Sometimes when I wake up my mind is alert and active. I just want to get on with the day and get through everything on my to-do list. Other days, my mind is easily distracted. For example, yesterday morning, I spent what felt about ten minutes looking at the ripples projected on the ceiling from the light of our fish tank.

It’s on days like these that I feel like sacking everything off and going for a long walk. In fact, that’s exactly what I did last month and, as a result, discovered a dismantled railway less than five miles away from our house. The real problem, it would seem, is that that anything that looks or feels repetitive is absolute anathema to me. I also can’t stand to be constrained, either by other people’s requirements, or by the straightjacket of self-imposed routines.

Novelty is what I seem to be programmed to be on the lookout for. It’s certainly something I cherish. I’m not sure that I’m so different to everyone else in that regard, although I do sometimes wonder how people manage to stay in the same job for five years, or even a decade, at a time.

The thing I seem to be good at is actually a side product of this magpie-like search for novelty. It’s an increased tolerance for ambiguity; an ability to swim around in ideas and concepts not fully formed, sometimes with others, sometimes by myself. I suppose I just don’t like jumping to conclusions.

So on days like yesterday, when my mind seems to be particularly fond of pausing, looking around, and wondering, I’ve learned to just let it. Depending on how far down any particular rabbithole I’ve gone by breakfast time tells me whether it’s worth doing any productive work.

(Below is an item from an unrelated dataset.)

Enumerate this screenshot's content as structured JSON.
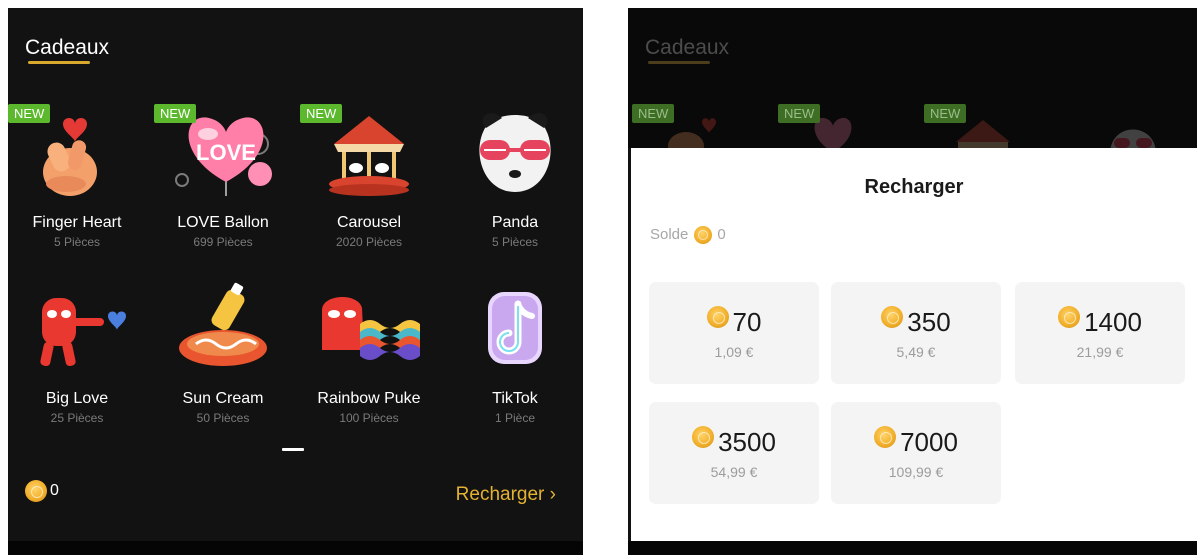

As it happened, my routines carried me through yesterday. Do this, and then that, in this order. “Ninety percent of success”, someone once told me, “is showing up”. And therein lies the rub for people who don’t see themselves as cogs in a machine.